### DIRECTIONS FOR THIS TASK
Start at the top of the records below and copy them exactly to the end.

═════ MATERIAL PROVIDED

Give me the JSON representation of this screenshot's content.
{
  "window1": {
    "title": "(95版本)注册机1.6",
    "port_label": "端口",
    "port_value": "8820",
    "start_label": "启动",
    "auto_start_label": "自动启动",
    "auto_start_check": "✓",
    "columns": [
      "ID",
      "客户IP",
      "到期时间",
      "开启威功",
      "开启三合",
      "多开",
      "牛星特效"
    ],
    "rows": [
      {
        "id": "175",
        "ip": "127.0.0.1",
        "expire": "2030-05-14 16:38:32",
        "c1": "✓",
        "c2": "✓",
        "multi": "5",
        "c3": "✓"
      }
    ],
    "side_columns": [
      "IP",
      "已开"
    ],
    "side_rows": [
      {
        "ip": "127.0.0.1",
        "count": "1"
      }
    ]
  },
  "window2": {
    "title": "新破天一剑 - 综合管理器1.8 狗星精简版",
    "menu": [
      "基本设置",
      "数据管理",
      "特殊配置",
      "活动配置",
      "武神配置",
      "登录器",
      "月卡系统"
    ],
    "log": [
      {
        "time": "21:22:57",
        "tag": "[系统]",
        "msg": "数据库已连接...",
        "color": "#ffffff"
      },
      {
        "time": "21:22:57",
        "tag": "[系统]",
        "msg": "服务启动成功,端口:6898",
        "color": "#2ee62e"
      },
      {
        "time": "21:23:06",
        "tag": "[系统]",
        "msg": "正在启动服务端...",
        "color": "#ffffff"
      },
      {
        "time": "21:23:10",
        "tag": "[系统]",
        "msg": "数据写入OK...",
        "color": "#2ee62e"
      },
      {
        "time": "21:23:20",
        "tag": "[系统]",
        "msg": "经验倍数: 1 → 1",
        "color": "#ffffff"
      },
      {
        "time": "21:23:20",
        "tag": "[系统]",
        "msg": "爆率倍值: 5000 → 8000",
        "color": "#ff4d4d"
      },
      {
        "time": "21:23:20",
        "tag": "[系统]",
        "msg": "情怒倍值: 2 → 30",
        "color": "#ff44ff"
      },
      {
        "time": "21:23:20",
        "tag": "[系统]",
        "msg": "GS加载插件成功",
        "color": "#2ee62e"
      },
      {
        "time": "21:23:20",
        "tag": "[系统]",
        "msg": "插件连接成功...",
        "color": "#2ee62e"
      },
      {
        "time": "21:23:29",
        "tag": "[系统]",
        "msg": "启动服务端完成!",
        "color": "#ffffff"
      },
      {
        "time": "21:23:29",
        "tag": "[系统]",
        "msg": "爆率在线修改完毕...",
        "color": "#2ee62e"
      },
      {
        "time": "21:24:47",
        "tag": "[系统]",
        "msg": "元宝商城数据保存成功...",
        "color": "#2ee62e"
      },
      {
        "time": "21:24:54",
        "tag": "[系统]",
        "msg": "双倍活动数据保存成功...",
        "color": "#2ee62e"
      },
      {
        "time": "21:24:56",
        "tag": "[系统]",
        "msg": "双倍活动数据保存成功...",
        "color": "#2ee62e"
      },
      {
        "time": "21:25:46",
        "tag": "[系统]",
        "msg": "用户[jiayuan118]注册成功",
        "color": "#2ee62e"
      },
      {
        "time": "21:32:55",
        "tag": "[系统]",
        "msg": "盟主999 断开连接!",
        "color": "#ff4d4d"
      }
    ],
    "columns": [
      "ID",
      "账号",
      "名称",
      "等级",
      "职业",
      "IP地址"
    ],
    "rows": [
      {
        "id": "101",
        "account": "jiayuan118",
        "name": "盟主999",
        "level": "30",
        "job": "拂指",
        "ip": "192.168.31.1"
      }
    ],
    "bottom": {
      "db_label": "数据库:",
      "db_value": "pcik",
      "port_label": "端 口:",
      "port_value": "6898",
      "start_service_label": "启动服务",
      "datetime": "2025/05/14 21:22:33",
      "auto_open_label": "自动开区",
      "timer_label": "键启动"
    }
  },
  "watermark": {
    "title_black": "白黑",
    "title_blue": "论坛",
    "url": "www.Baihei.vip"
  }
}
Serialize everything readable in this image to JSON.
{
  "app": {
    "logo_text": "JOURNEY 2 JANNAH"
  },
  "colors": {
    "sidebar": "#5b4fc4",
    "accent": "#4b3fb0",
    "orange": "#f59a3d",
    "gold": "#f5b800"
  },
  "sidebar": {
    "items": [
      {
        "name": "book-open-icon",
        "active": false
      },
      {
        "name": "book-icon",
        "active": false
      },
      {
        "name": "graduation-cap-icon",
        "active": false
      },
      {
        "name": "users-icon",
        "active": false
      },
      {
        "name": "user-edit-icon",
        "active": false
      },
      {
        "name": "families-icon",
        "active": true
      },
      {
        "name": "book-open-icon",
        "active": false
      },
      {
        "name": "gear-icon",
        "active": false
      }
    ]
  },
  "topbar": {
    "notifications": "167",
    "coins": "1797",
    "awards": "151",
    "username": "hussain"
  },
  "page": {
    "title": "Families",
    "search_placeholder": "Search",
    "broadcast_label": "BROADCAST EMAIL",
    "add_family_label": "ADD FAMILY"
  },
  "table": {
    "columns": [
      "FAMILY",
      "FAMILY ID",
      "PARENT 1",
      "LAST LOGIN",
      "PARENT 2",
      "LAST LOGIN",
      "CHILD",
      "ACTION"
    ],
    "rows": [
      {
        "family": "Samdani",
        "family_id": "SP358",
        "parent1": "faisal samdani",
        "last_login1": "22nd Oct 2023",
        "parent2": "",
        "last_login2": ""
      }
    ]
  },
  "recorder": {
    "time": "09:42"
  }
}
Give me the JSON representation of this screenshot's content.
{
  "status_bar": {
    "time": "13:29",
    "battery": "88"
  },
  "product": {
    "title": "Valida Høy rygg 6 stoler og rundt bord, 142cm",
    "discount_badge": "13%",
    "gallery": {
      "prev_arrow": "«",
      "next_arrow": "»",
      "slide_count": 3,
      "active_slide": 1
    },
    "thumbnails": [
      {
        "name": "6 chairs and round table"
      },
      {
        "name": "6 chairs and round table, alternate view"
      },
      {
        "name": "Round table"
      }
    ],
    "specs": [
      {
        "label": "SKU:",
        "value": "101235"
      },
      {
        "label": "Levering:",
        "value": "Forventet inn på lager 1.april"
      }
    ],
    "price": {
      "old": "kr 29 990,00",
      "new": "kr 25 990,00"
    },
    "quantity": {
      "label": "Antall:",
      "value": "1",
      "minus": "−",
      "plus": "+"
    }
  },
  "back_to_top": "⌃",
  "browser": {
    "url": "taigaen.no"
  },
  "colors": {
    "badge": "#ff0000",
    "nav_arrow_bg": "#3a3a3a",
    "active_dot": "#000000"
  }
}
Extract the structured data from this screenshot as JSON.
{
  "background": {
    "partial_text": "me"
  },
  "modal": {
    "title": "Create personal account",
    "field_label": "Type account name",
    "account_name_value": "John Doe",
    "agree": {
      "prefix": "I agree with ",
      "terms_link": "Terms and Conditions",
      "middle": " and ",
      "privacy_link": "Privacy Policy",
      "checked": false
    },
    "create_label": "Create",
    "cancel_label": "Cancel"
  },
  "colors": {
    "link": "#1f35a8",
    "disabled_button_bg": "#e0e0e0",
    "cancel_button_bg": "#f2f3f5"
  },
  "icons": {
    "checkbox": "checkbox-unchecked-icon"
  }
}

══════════

### EXPECTED ANSWER
Give me the JSON representation of this screenshot's content.
{
  "window1": {
    "title": "(95版本)注册机1.6",
    "port_label": "端口",
    "port_value": "8820",
    "start_label": "启动",
    "auto_start_label": "自动启动",
    "auto_start_check": "✓",
    "columns": [
      "ID",
      "客户IP",
      "到期时间",
      "开启威功",
      "开启三合",
      "多开",
      "牛星特效"
    ],
    "rows": [
      {
        "id": "175",
        "ip": "127.0.0.1",
        "expire": "2030-05-14 16:38:32",
        "c1": "✓",
        "c2": "✓",
        "multi": "5",
        "c3": "✓"
      }
    ],
    "side_columns": [
      "IP",
      "已开"
    ],
    "side_rows": [
      {
        "ip": "127.0.0.1",
        "count": "1"
      }
    ]
  },
  "window2": {
    "title": "新破天一剑 - 综合管理器1.8 狗星精简版",
    "menu": [
      "基本设置",
      "数据管理",
      "特殊配置",
      "活动配置",
      "武神配置",
      "登录器",
      "月卡系统"
    ],
    "log": [
      {
        "time": "21:22:57",
        "tag": "[系统]",
        "msg": "数据库已连接...",
        "color": "#ffffff"
      },
      {
        "time": "21:22:57",
        "tag": "[系统]",
        "msg": "服务启动成功,端口:6898",
        "color": "#2ee62e"
      },
      {
        "time": "21:23:06",
        "tag": "[系统]",
        "msg": "正在启动服务端...",
        "color": "#ffffff"
      },
      {
        "time": "21:23:10",
        "tag": "[系统]",
        "msg": "数据写入OK...",
        "color": "#2ee62e"
      },
      {
        "time": "21:23:20",
        "tag": "[系统]",
        "msg": "经验倍数: 1 → 1",
        "color": "#ffffff"
      },
      {
        "time": "21:23:20",
        "tag": "[系统]",
        "msg": "爆率倍值: 5000 → 8000",
        "color": "#ff4d4d"
      },
      {
        "time": "21:23:20",
        "tag": "[系统]",
        "msg": "情怒倍值: 2 → 30",
        "color": "#ff44ff"
      },
      {
        "time": "21:23:20",
        "tag": "[系统]",
        "msg": "GS加载插件成功",
        "color": "#2ee62e"
      },
      {
        "time": "21:23:20",
        "tag": "[系统]",
        "msg": "插件连接成功...",
        "color": "#2ee62e"
      },
      {
        "time": "21:23:29",
        "tag": "[系统]",
        "msg": "启动服务端完成!",
        "color": "#ffffff"
      },
      {
        "time": "21:23:29",
        "tag": "[系统]",
        "msg": "爆率在线修改完毕...",
        "color": "#2ee62e"
      },
      {
        "time": "21:24:47",
        "tag": "[系统]",
        "msg": "元宝商城数据保存成功...",
        "color": "#2ee62e"
      },
      {
        "time": "21:24:54",
        "tag": "[系统]",
        "msg": "双倍活动数据保存成功...",
        "color": "#2ee62e"
      },
      {
        "time": "21:24:56",
        "tag": "[系统]",
        "msg": "双倍活动数据保存成功...",
        "color": "#2ee62e"
      },
      {
        "time": "21:25:46",
        "tag": "[系统]",
        "msg": "用户[jiayuan118]注册成功",
        "color": "#2ee62e"
      },
      {
        "time": "21:32:55",
        "tag": "[系统]",
        "msg": "盟主999 断开连接!",
        "color": "#ff4d4d"
      }
    ],
    "columns": [
      "ID",
      "账号",
      "名称",
      "等级",
      "职业",
      "IP地址"
    ],
    "rows": [
      {
        "id": "101",
        "account": "jiayuan118",
        "name": "盟主999",
        "level": "30",
        "job": "拂指",
        "ip": "192.168.31.1"
      }
    ],
    "bottom": {
      "db_label": "数据库:",
      "db_value": "pcik",
      "port_label": "端 口:",
      "port_value": "6898",
      "start_service_label": "启动服务",
      "datetime": "2025/05/14 21:22:33",
      "auto_open_label": "自动开区",
      "timer_label": "键启动"
    }
  },
  "watermark": {
    "title_black": "白黑",
    "title_blue": "论坛",
    "url": "www.Baihei.vip"
  }
}
Serialize everything readable in this image to JSON.
{
  "app": {
    "logo_text": "JOURNEY 2 JANNAH"
  },
  "colors": {
    "sidebar": "#5b4fc4",
    "accent": "#4b3fb0",
    "orange": "#f59a3d",
    "gold": "#f5b800"
  },
  "sidebar": {
    "items": [
      {
        "name": "book-open-icon",
        "active": false
      },
      {
        "name": "book-icon",
        "active": false
      },
      {
        "name": "graduation-cap-icon",
        "active": false
      },
      {
        "name": "users-icon",
        "active": false
      },
      {
        "name": "user-edit-icon",
        "active": false
      },
      {
        "name": "families-icon",
        "active": true
      },
      {
        "name": "book-open-icon",
        "active": false
      },
      {
        "name": "gear-icon",
        "active": false
      }
    ]
  },
  "topbar": {
    "notifications": "167",
    "coins": "1797",
    "awards": "151",
    "username": "hussain"
  },
  "page": {
    "title": "Families",
    "search_placeholder": "Search",
    "broadcast_label": "BROADCAST EMAIL",
    "add_family_label": "ADD FAMILY"
  },
  "table": {
    "columns": [
      "FAMILY",
      "FAMILY ID",
      "PARENT 1",
      "LAST LOGIN",
      "PARENT 2",
      "LAST LOGIN",
      "CHILD",
      "ACTION"
    ],
    "rows": [
      {
        "family": "Samdani",
        "family_id": "SP358",
        "parent1": "faisal samdani",
        "last_login1": "22nd Oct 2023",
        "parent2": "",
        "last_login2": ""
      }
    ]
  },
  "recorder": {
    "time": "09:42"
  }
}
Give me the JSON representation of this screenshot's content.
{
  "status_bar": {
    "time": "13:29",
    "battery": "88"
  },
  "product": {
    "title": "Valida Høy rygg 6 stoler og rundt bord, 142cm",
    "discount_badge": "13%",
    "gallery": {
      "prev_arrow": "«",
      "next_arrow": "»",
      "slide_count": 3,
      "active_slide": 1
    },
    "thumbnails": [
      {
        "name": "6 chairs and round table"
      },
      {
        "name": "6 chairs and round table, alternate view"
      },
      {
        "name": "Round table"
      }
    ],
    "specs": [
      {
        "label": "SKU:",
        "value": "101235"
      },
      {
        "label": "Levering:",
        "value": "Forventet inn på lager 1.april"
      }
    ],
    "price": {
      "old": "kr 29 990,00",
      "new": "kr 25 990,00"
    },
    "quantity": {
      "label": "Antall:",
      "value": "1",
      "minus": "−",
      "plus": "+"
    }
  },
  "back_to_top": "⌃",
  "browser": {
    "url": "taigaen.no"
  },
  "colors": {
    "badge": "#ff0000",
    "nav_arrow_bg": "#3a3a3a",
    "active_dot": "#000000"
  }
}
Extract the structured data from this screenshot as JSON.
{
  "background": {
    "partial_text": "me"
  },
  "modal": {
    "title": "Create personal account",
    "field_label": "Type account name",
    "account_name_value": "John Doe",
    "agree": {
      "prefix": "I agree with ",
      "terms_link": "Terms and Conditions",
      "middle": " and ",
      "privacy_link": "Privacy Policy",
      "checked": false
    },
    "create_label": "Create",
    "cancel_label": "Cancel"
  },
  "colors": {
    "link": "#1f35a8",
    "disabled_button_bg": "#e0e0e0",
    "cancel_button_bg": "#f2f3f5"
  },
  "icons": {
    "checkbox": "checkbox-unchecked-icon"
  }
}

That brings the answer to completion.